→ Requirement: Go through the data and copy each line where the word "computer" shows up.

+ + + +

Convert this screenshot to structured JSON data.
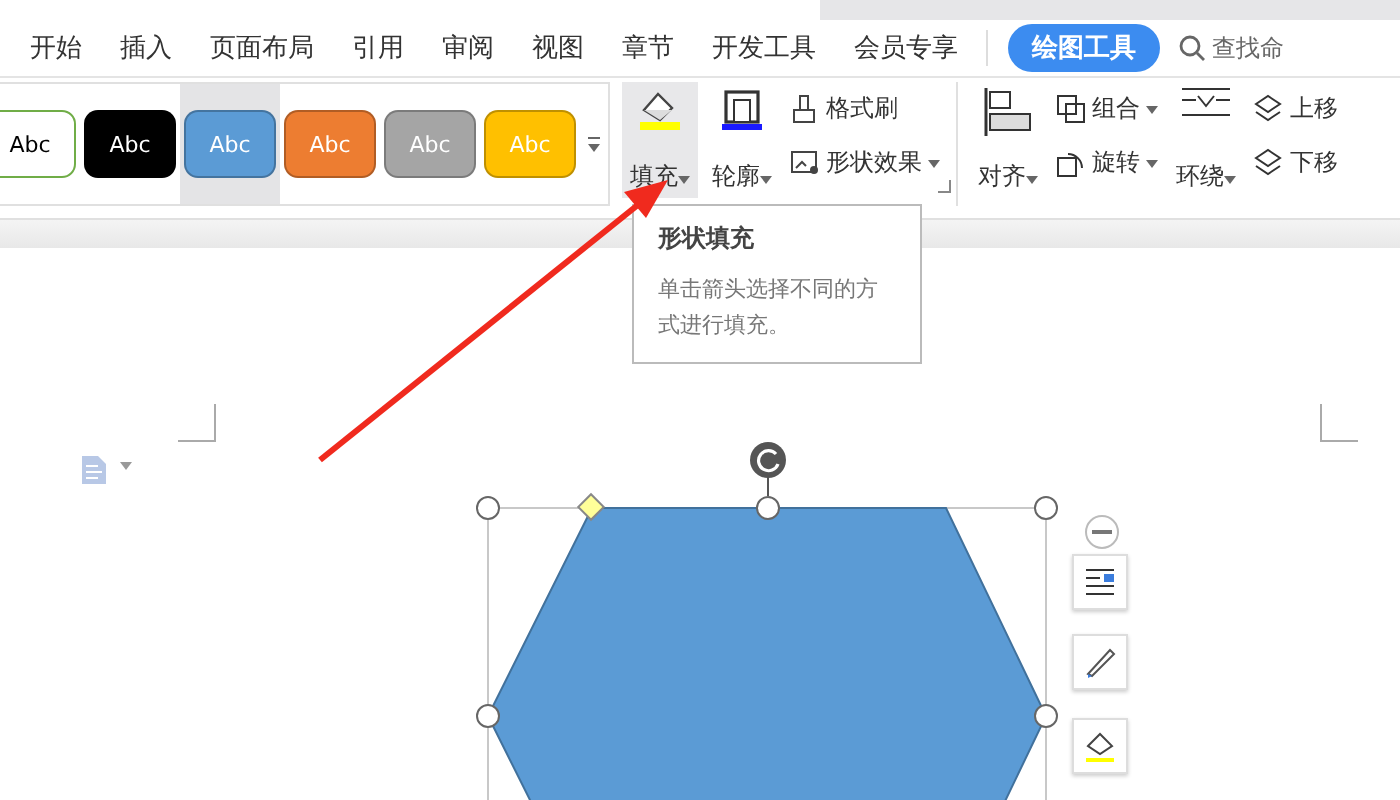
{
  "tabs": [
    {
      "label": "开始",
      "selected": false
    },
    {
      "label": "插入",
      "selected": false
    },
    {
      "label": "页面布局",
      "selected": false
    },
    {
      "label": "引用",
      "selected": false
    },
    {
      "label": "审阅",
      "selected": false
    },
    {
      "label": "视图",
      "selected": false
    },
    {
      "label": "章节",
      "selected": false
    },
    {
      "label": "开发工具",
      "selected": false
    },
    {
      "label": "会员专享",
      "selected": false
    },
    {
      "label": "绘图工具",
      "selected": true
    }
  ],
  "search": {
    "placeholder": "查找命"
  },
  "style_gallery": [
    {
      "label": "Abc",
      "color": "#ffffff",
      "selected": false
    },
    {
      "label": "Abc",
      "color": "#000000",
      "selected": false
    },
    {
      "label": "Abc",
      "color": "#5b9bd5",
      "selected": true
    },
    {
      "label": "Abc",
      "color": "#ed7d31",
      "selected": false
    },
    {
      "label": "Abc",
      "color": "#a5a5a5",
      "selected": false
    },
    {
      "label": "Abc",
      "color": "#ffc000",
      "selected": false
    }
  ],
  "shape_tools": [
    {
      "kind": "large",
      "label": "填充",
      "dropdown": true,
      "highlighted": true
    },
    {
      "kind": "large",
      "label": "轮廓",
      "dropdown": true,
      "highlighted": false
    },
    {
      "kind": "small",
      "label": "格式刷",
      "dropdown": false,
      "highlighted": false
    },
    {
      "kind": "small",
      "label": "形状效果",
      "dropdown": true,
      "highlighted": false
    }
  ],
  "arrange_tools": [
    {
      "kind": "large",
      "label": "对齐",
      "dropdown": true
    },
    {
      "kind": "small",
      "label": "组合",
      "dropdown": true
    },
    {
      "kind": "small",
      "label": "旋转",
      "dropdown": true
    },
    {
      "kind": "large",
      "label": "环绕",
      "dropdown": true
    },
    {
      "kind": "small",
      "label": "上移",
      "dropdown": false
    },
    {
      "kind": "small",
      "label": "下移",
      "dropdown": false
    }
  ],
  "tooltip": {
    "title": "形状填充",
    "body": "单击箭头选择不同的方式进行填充。"
  }
}
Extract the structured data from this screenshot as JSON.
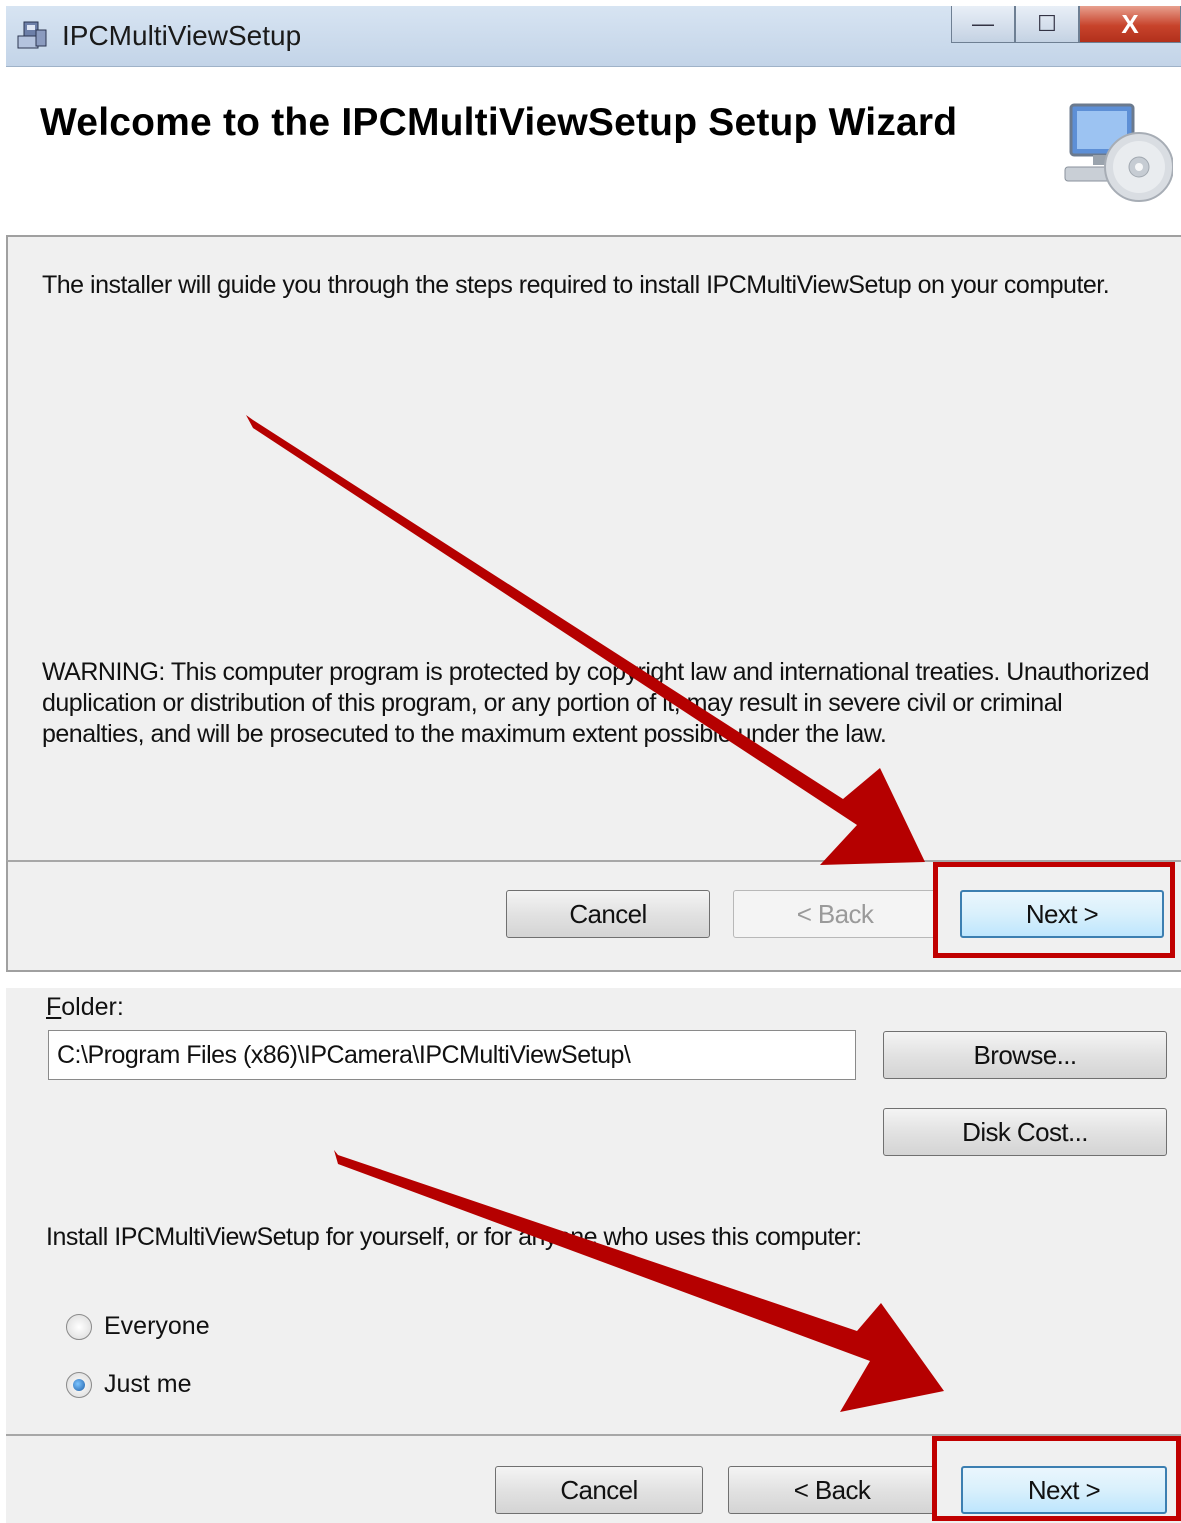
{
  "window1": {
    "title": "IPCMultiViewSetup",
    "caption_buttons": {
      "minimize": "—",
      "maximize": "☐",
      "close": "X"
    },
    "wizard_title": "Welcome to the IPCMultiViewSetup Setup Wizard",
    "intro": "The installer will guide you through the steps required to install IPCMultiViewSetup on your computer.",
    "warning": "WARNING: This computer program is protected by copyright law and international treaties. Unauthorized duplication or distribution of this program, or any portion of it, may result in severe civil or criminal penalties, and will be prosecuted to the maximum extent possible under the law.",
    "buttons": {
      "cancel": "Cancel",
      "back": "< Back",
      "next": "Next >"
    }
  },
  "window2": {
    "folder_label_first": "F",
    "folder_label_rest": "older:",
    "folder_path": "C:\\Program Files (x86)\\IPCamera\\IPCMultiViewSetup\\",
    "browse": "Browse...",
    "disk_cost": "Disk Cost...",
    "install_for": "Install IPCMultiViewSetup for yourself, or for anyone who uses this computer:",
    "options": [
      "Everyone",
      "Just me"
    ],
    "selected_option": "Just me",
    "buttons": {
      "cancel": "Cancel",
      "back": "< Back",
      "next": "Next >"
    }
  },
  "colors": {
    "highlight": "#c00000",
    "arrow": "#b00000",
    "dialog_bg": "#f0f0f0"
  },
  "icons": [
    "installer-app-icon",
    "computer-cd-icon",
    "red-arrow-annotation"
  ]
}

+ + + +

→ Response below:
    "intro": "The installer will guide you through the steps required to install IPCMultiViewSetup on your computer.",
    "warning": "WARNING: This computer program is protected by copyright law and international treaties. Unauthorized duplication or distribution of this program, or any portion of it, may result in severe civil or criminal penalties, and will be prosecuted to the maximum extent possible under the law.",
    "install_for": "Install IPCMultiViewSetup for yourself, or for anyone who uses this computer:",
    "computer-cd-icon",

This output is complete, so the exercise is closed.